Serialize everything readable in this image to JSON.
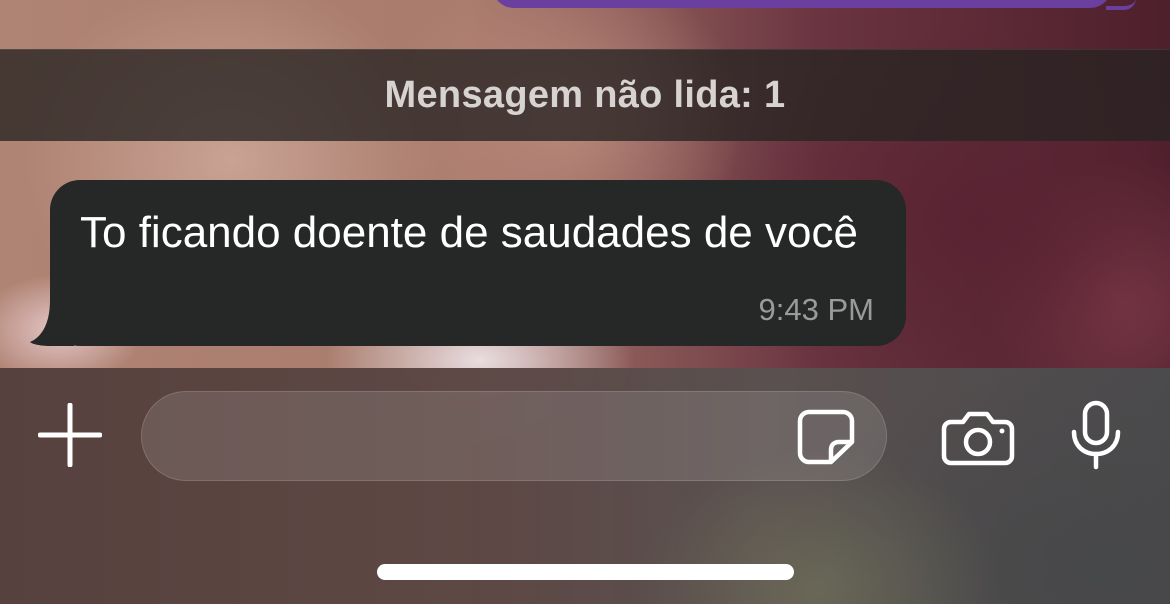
{
  "chat": {
    "unread_banner": "Mensagem não lida: 1",
    "incoming_message": {
      "text": "To ficando doente de saudades de você",
      "time": "9:43 PM"
    },
    "outgoing_bubble_color": "#6a3fa0",
    "incoming_bubble_color": "#262727"
  },
  "composer": {
    "message_value": "",
    "icons": {
      "attach": "plus-icon",
      "sticker": "sticker-icon",
      "camera": "camera-icon",
      "microphone": "microphone-icon"
    }
  },
  "system": {
    "home_indicator": "home-indicator"
  }
}
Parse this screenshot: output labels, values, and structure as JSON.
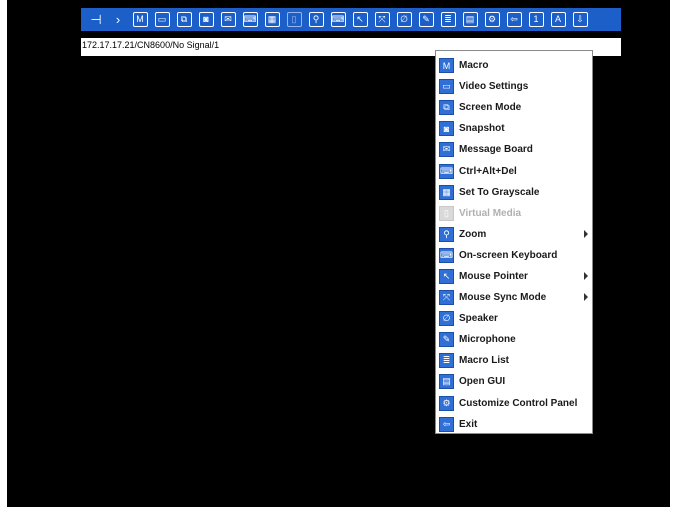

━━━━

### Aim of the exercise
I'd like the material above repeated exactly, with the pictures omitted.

### Task solution
Serialize everything readable in this image to JSON.
{
  "chat": {
    "unread_banner": "Mensagem não lida: 1",
    "incoming_message": {
      "text": "To ficando doente de saudades de você",
      "time": "9:43 PM"
    },
    "outgoing_bubble_color": "#6a3fa0",
    "incoming_bubble_color": "#262727"
  },
  "composer": {
    "message_value": "",
    "icons": {
      "attach": "plus-icon",
      "sticker": "sticker-icon",
      "camera": "camera-icon",
      "microphone": "microphone-icon"
    }
  },
  "system": {
    "home_indicator": "home-indicator"
  }
}
Parse this screenshot: output labels, values, and structure as JSON.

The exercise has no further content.